Copy the records below exactly, leaving out every picture.

[Dataset rows describing interfaces]
+++++

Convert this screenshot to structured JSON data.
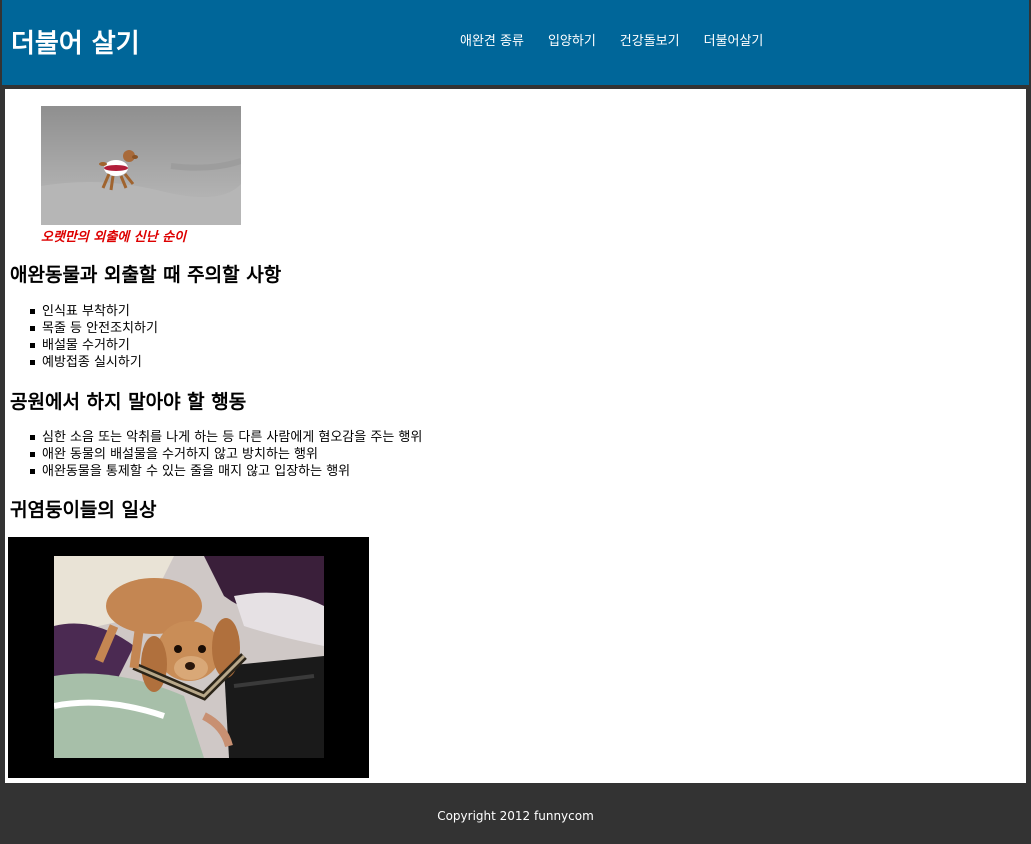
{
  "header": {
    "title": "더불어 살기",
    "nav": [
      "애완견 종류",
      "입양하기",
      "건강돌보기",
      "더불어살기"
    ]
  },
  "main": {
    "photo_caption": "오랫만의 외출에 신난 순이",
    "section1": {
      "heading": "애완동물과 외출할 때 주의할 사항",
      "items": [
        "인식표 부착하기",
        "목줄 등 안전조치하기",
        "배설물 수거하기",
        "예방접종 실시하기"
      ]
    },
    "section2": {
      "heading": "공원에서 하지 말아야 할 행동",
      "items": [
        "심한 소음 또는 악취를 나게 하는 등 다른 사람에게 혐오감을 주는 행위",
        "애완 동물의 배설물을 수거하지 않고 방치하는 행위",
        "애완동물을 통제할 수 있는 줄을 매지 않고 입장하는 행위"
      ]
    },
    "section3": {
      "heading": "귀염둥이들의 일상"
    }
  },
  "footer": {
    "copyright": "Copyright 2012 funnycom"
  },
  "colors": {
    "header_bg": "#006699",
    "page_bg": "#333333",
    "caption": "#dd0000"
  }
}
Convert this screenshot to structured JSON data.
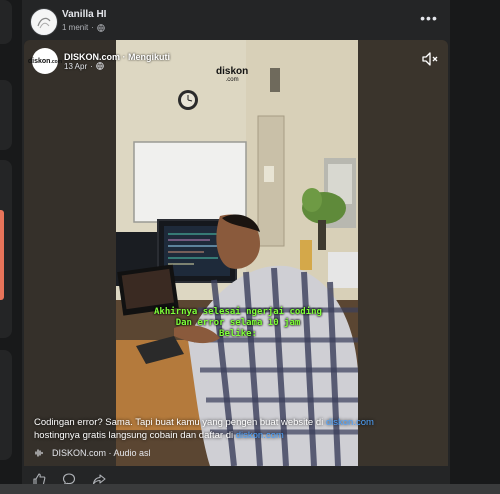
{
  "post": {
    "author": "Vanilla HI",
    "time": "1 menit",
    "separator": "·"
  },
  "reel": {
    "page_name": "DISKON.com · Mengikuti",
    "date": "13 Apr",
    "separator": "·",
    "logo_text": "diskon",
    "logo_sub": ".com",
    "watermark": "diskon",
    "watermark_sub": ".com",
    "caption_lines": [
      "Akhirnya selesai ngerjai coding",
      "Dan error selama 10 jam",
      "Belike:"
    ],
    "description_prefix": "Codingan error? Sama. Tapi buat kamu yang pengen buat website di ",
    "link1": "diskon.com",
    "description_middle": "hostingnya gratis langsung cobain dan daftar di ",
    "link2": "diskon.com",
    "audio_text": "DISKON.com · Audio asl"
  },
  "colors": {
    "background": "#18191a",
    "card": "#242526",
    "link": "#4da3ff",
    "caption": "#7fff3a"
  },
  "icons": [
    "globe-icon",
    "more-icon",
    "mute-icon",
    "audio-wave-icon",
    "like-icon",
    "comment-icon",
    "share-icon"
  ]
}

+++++

WRITTEN ANSWER:
Convert this screenshot to structured JSON data.
{
  "header": {
    "title": "더불어 살기",
    "nav": [
      "애완견 종류",
      "입양하기",
      "건강돌보기",
      "더불어살기"
    ]
  },
  "main": {
    "photo_caption": "오랫만의 외출에 신난 순이",
    "section1": {
      "heading": "애완동물과 외출할 때 주의할 사항",
      "items": [
        "인식표 부착하기",
        "목줄 등 안전조치하기",
        "배설물 수거하기",
        "예방접종 실시하기"
      ]
    },
    "section2": {
      "heading": "공원에서 하지 말아야 할 행동",
      "items": [
        "심한 소음 또는 악취를 나게 하는 등 다른 사람에게 혐오감을 주는 행위",
        "애완 동물의 배설물을 수거하지 않고 방치하는 행위",
        "애완동물을 통제할 수 있는 줄을 매지 않고 입장하는 행위"
      ]
    },
    "section3": {
      "heading": "귀염둥이들의 일상"
    }
  },
  "footer": {
    "copyright": "Copyright 2012 funnycom"
  },
  "colors": {
    "header_bg": "#006699",
    "page_bg": "#333333",
    "caption": "#dd0000"
  }
}
Convert this screenshot to structured JSON data.
{
  "post": {
    "author": "Vanilla HI",
    "time": "1 menit",
    "separator": "·"
  },
  "reel": {
    "page_name": "DISKON.com · Mengikuti",
    "date": "13 Apr",
    "separator": "·",
    "logo_text": "diskon",
    "logo_sub": ".com",
    "watermark": "diskon",
    "watermark_sub": ".com",
    "caption_lines": [
      "Akhirnya selesai ngerjai coding",
      "Dan error selama 10 jam",
      "Belike:"
    ],
    "description_prefix": "Codingan error? Sama. Tapi buat kamu yang pengen buat website di ",
    "link1": "diskon.com",
    "description_middle": "hostingnya gratis langsung cobain dan daftar di ",
    "link2": "diskon.com",
    "audio_text": "DISKON.com · Audio asl"
  },
  "colors": {
    "background": "#18191a",
    "card": "#242526",
    "link": "#4da3ff",
    "caption": "#7fff3a"
  },
  "icons": [
    "globe-icon",
    "more-icon",
    "mute-icon",
    "audio-wave-icon",
    "like-icon",
    "comment-icon",
    "share-icon"
  ]
}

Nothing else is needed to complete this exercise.